● Work item: Output the records that follow, with every character intact.

● Source records:
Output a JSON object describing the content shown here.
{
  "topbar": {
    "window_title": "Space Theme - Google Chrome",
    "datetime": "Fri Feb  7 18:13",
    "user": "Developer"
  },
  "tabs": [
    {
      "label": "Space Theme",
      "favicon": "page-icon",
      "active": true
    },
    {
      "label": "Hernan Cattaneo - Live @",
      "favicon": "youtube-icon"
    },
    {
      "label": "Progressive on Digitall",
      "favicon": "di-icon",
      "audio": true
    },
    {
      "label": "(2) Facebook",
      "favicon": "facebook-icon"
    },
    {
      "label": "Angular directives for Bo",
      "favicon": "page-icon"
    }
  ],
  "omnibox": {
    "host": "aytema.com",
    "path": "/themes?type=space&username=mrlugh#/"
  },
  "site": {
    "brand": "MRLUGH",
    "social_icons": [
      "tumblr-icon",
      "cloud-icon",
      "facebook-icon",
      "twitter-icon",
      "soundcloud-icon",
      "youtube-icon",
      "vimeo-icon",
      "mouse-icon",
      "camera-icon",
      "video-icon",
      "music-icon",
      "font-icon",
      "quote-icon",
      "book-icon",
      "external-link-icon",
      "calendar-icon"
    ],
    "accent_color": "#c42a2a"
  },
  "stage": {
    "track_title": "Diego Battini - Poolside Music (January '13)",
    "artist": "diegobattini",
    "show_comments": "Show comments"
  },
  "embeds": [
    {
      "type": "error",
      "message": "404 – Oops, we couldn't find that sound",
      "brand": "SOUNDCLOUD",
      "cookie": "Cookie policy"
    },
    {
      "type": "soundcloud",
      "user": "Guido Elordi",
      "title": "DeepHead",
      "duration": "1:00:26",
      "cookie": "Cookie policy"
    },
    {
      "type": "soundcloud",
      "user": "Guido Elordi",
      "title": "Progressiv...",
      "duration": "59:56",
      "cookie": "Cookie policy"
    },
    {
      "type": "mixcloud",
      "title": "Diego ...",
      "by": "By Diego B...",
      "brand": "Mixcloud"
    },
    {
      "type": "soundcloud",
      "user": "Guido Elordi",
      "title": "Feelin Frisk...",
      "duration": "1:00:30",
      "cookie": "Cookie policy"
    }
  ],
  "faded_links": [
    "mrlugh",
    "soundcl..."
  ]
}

● Solution:
Output a JSON object describing the content shown here.
{
  "topbar": {
    "window_title": "Space Theme - Google Chrome",
    "datetime": "Fri Feb  7 18:13",
    "user": "Developer"
  },
  "tabs": [
    {
      "label": "Space Theme",
      "favicon": "page-icon",
      "active": true
    },
    {
      "label": "Hernan Cattaneo - Live @",
      "favicon": "youtube-icon"
    },
    {
      "label": "Progressive on Digitall",
      "favicon": "di-icon",
      "audio": true
    },
    {
      "label": "(2) Facebook",
      "favicon": "facebook-icon"
    },
    {
      "label": "Angular directives for Bo",
      "favicon": "page-icon"
    }
  ],
  "omnibox": {
    "host": "aytema.com",
    "path": "/themes?type=space&username=mrlugh#/"
  },
  "site": {
    "brand": "MRLUGH",
    "social_icons": [
      "tumblr-icon",
      "cloud-icon",
      "facebook-icon",
      "twitter-icon",
      "soundcloud-icon",
      "youtube-icon",
      "vimeo-icon",
      "mouse-icon",
      "camera-icon",
      "video-icon",
      "music-icon",
      "font-icon",
      "quote-icon",
      "book-icon",
      "external-link-icon",
      "calendar-icon"
    ],
    "accent_color": "#c42a2a"
  },
  "stage": {
    "track_title": "Diego Battini - Poolside Music (January '13)",
    "artist": "diegobattini",
    "show_comments": "Show comments"
  },
  "embeds": [
    {
      "type": "error",
      "message": "404 – Oops, we couldn't find that sound",
      "brand": "SOUNDCLOUD",
      "cookie": "Cookie policy"
    },
    {
      "type": "soundcloud",
      "user": "Guido Elordi",
      "title": "DeepHead",
      "duration": "1:00:26",
      "cookie": "Cookie policy"
    },
    {
      "type": "soundcloud",
      "user": "Guido Elordi",
      "title": "Progressiv...",
      "duration": "59:56",
      "cookie": "Cookie policy"
    },
    {
      "type": "mixcloud",
      "title": "Diego ...",
      "by": "By Diego B...",
      "brand": "Mixcloud"
    },
    {
      "type": "soundcloud",
      "user": "Guido Elordi",
      "title": "Feelin Frisk...",
      "duration": "1:00:30",
      "cookie": "Cookie policy"
    }
  ],
  "faded_links": [
    "mrlugh",
    "soundcl..."
  ]
}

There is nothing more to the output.